- Featured Columnists
Table of Contents
- Web Basics
- Publishing on the Web: Putting Files on the Server
- Web Design Process and Workflow
- Project Management
- Mark My WWWord: HTML and XHTML
- Standards Compliance
- Meta Tags and Search
- Enhancing Web Page Interaction
- Web Graphics
- Web Page Optimization
- Overview of Servers
- Server Programming Basics
Careers in Web Design
- Web Designer
- Graphic Designer
- Interaction Designer / User Experience Designer
- Web Programmer/Developer
- User Interface Engineer
- Information Architect
- Project Manager / Client Relations
- Content Developer, Copywriter, Writer, Manager
- Systems Administrator / Webmaster
- Training, Certification, and Professional Organizations
- Books and e-Books
- Online Resources
- Intellectual Property for Web Designers
Last updated Oct 17, 2003.
Web designers work to create Web sites based on the needs and goals of the visitors' personas and organization behind the site. Web designers do many things depending on the organization's size and resources. Simply put, they design Web sites from concept to reality.
Using eBay as an example, Web designers create the look-and-feel of the site—including the logo, navigation, colors, and banners—leaving spots for interaction, which is taken care of by Web developers.

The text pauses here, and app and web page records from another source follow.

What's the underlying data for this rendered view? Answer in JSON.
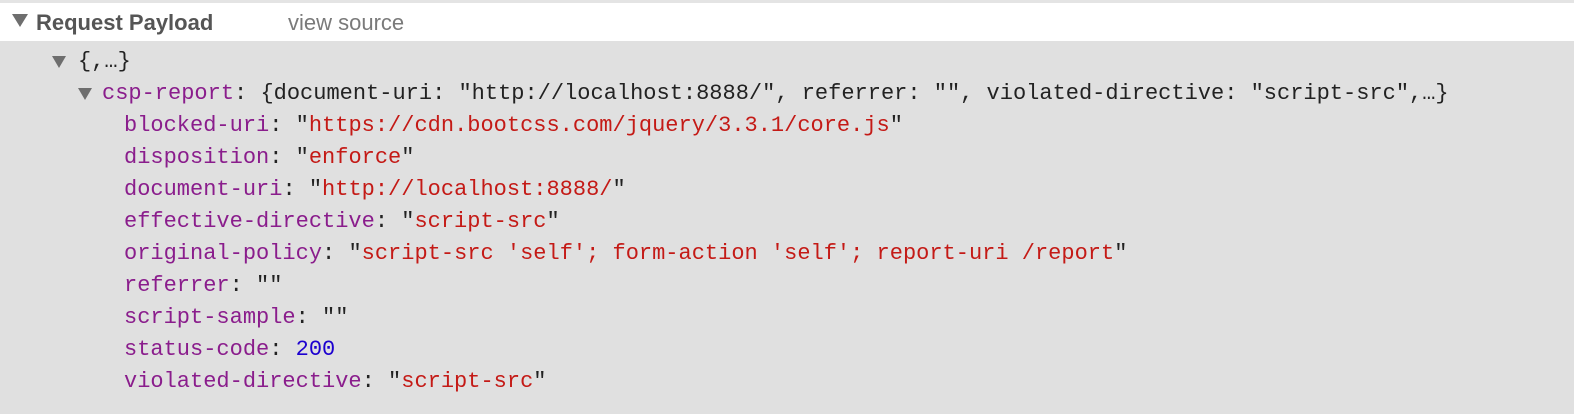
{
  "header": {
    "title": "Request Payload",
    "view_source": "view source"
  },
  "payload": {
    "root_label": "{,…}",
    "object_key": "csp-report",
    "object_preview": "{document-uri: \"http://localhost:8888/\", referrer: \"\", violated-directive: \"script-src\",…}",
    "fields": [
      {
        "key": "blocked-uri",
        "value": "https://cdn.bootcss.com/jquery/3.3.1/core.js",
        "type": "string"
      },
      {
        "key": "disposition",
        "value": "enforce",
        "type": "string"
      },
      {
        "key": "document-uri",
        "value": "http://localhost:8888/",
        "type": "string"
      },
      {
        "key": "effective-directive",
        "value": "script-src",
        "type": "string"
      },
      {
        "key": "original-policy",
        "value": "script-src 'self'; form-action 'self'; report-uri /report",
        "type": "string"
      },
      {
        "key": "referrer",
        "value": "",
        "type": "string"
      },
      {
        "key": "script-sample",
        "value": "",
        "type": "string"
      },
      {
        "key": "status-code",
        "value": "200",
        "type": "number"
      },
      {
        "key": "violated-directive",
        "value": "script-src",
        "type": "string"
      }
    ]
  }
}
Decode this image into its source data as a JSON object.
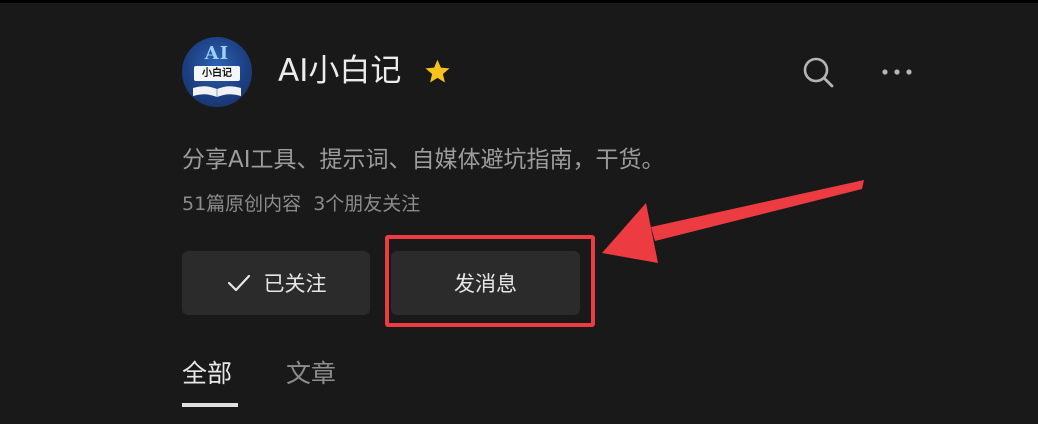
{
  "profile": {
    "avatar_text": "AI",
    "avatar_banner": "小白记",
    "name": "AI小白记",
    "verified_icon": "star-icon",
    "description": "分享AI工具、提示词、自媒体避坑指南，干货。",
    "stats": {
      "articles": "51篇原创内容",
      "friends": "3个朋友关注"
    }
  },
  "toolbar": {
    "search_icon": "search-icon",
    "more_icon": "more-icon"
  },
  "actions": {
    "follow_label": "已关注",
    "message_label": "发消息"
  },
  "tabs": [
    {
      "label": "全部",
      "active": true
    },
    {
      "label": "文章",
      "active": false
    }
  ],
  "colors": {
    "background": "#191919",
    "accent_star": "#f7c21b",
    "annotation_red": "#ec3b41",
    "button_bg": "#2b2b2b"
  }
}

Web designers also work with the marketing team to ensure the site includes the appropriate branding and conveys the right message. In some instances, marketing and Web design are integrated. Marketing knows the market, product, and audience, while design concentrates on the usability and look-and-feel that fits the needs of the information marketing provides.
Often, Web designers create the front-end of a site, known as the interface. Such work requires knowledge of graphic design, colors, markup languages, and software such as Photoshop, Illustrator, Dreamweaver, and Flash. Web designers work with the clients to ask and answer questions regarding the Web site's goals and objectives ensuring agreement on the project and avoiding assumptions. In the process, designers usually create storyboards, wire frames, and prototypes before presenting the final interface to the client.
The skills required by a Web designer depend on the company and the role. One company may demand that its Web designer be a Flash expert with ActionScript experience; another may need someone who's proficient in HTML and CSS; yet another may require a Web designer who is talented in all of the above and more. Like a snowflake, no two Web design positions are alike.